No one deserves to be abused; yet in 2013 Victim Assistance Advocates had over 1,200 contacts with victims of domestic violence and over 900 contacts with victims of stalking, harassment or intimidation. Many people in our county suffer silently from not only physical, but also verbal, emotional and sexual abuse in their homes; and this is unacceptable. In the state of Indiana victims have legal rights, and from initial contact through criminal sentencing, our office offers many services to assist victims in exercising their rights. 

What We Do

The Elkhart County Prosecutor’s Office has an entire division devoted to victim assistance, and they play a vital role in providing assistance and resources to victims of domestic violence. The Victim Assistance Division serves as a liaison between the Prosecutor’s Office and local law enforcement agencies, providing case updates and information. Victim Advocates are professionals, many with degrees in criminal justice or mental health, and they receive specialized training on working with victims of crime. 

Domestic violence victims come to our office many ways. Advocates send out Victim Impact Statements when prosecutors file charges, police responding to domestic calls hand out contact cards, and some people contact our office directly. Every week advocates walk numerous individuals through the process of filing protective orders. Our office runs the “Change Your Locks, Change Your Life” program, and offers a voluntary support group with childcare for women who are victims of domestic violence and abuse. 

When most people think of the work of a prosecutor’s office, they think of the Trial Division. The Elkhart County Prosecutor’s Office has a deputy prosecuting attorney assigned to handle all felony domestic violence cases. Through the STOP Violence Against Women grant, our deputy prosecutor receives additional annual training on improving law enforcement and prosecutor responses to violent crimes against women. Prosecutors work closely with advocates as victims navigate the legal system, some for the first time. 
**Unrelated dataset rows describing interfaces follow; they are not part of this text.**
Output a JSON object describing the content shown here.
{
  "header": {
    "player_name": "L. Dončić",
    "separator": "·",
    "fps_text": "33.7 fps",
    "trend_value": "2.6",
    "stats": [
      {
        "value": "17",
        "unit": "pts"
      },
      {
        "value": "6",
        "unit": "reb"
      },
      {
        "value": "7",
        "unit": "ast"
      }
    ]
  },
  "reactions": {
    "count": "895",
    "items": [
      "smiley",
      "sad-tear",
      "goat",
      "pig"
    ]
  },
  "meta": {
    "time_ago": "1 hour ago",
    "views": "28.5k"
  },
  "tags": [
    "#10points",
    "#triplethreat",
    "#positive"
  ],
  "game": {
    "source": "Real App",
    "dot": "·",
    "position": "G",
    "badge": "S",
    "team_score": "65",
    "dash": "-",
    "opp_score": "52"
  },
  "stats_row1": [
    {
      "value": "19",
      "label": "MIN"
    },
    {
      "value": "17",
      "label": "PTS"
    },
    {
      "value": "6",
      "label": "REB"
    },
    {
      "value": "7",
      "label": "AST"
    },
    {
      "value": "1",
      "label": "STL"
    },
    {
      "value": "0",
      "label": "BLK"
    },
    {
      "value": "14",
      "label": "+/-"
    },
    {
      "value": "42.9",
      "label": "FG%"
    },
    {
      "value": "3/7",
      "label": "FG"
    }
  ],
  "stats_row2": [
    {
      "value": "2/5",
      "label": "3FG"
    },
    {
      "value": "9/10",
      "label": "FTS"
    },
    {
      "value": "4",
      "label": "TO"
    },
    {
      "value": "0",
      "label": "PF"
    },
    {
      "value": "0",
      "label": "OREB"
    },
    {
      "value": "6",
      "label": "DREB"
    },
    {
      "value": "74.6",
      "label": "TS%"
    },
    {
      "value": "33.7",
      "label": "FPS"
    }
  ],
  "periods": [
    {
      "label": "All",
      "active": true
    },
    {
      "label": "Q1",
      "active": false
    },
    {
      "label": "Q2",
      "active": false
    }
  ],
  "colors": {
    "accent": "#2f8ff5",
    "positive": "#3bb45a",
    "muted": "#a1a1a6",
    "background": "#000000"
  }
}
Abuse ends when abusers stop abusing. As part of an effort to offer comprehensive solutions, offenders with pending charges or domestic battery convictions are often ordered to attend Batterers’ Intervention. This class includes topic like how to deal with and express anger. The goal of treatment is holding a batterer accountable and responsible for their actions. The Court also frequently orders addiction assessments when alcohol or drugs were present during an abusive situation to help connect offenders with appropriate substance abuse resources.  
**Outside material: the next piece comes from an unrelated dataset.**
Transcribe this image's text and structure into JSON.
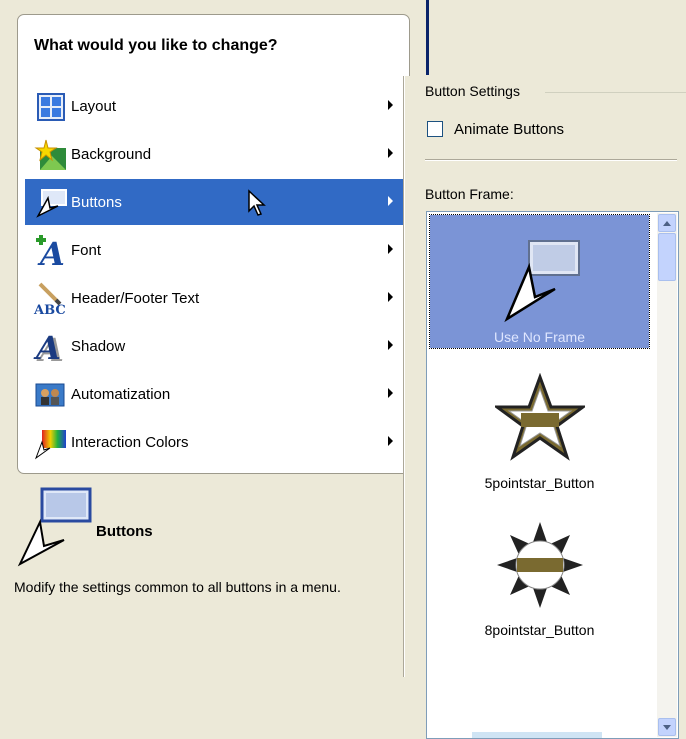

Get Involved

Of course domestic violence isn’t a problem that can be solved solely by the criminal justice system; people’s lives are changed through relationships and community. Acts of domestic violence frequently go unreported to law enforcement, and it can be emotionally draining to watch a friend suffer. If you are concerned a loved one is a victim of domestic violence, let them know that no one deserves this treatment, and you are willing to guide them to resources when they are ready. If you want to educate yourself about domestic violence and cycles of abuse, information is available through our Domestic Violence Resources page. 

Our Victim Assistance Division provides referrals to may great local organizations which help victims cope with the effects of crime. Many of these organizations like Church and Community Services, Elkhart County Women’s Shelter, and Child and Parent Services are supported by donations and volunteer time. If you feel strongly about this cause, don’t just talk about it, volunteer! Contact information for many local organizations can be found on the Victim Assistance Resources page of our website. 

Upcoming Event

On Sunday, February 23rd I will be joining State Representative Rebecca Kubacki on WNIT’s Politically Speaking show. Tune in at 2:00 PM to hear us discuss domestic violence issues and more about what the Elkhart County Prosecuting Attorney’s Office does to assist victims.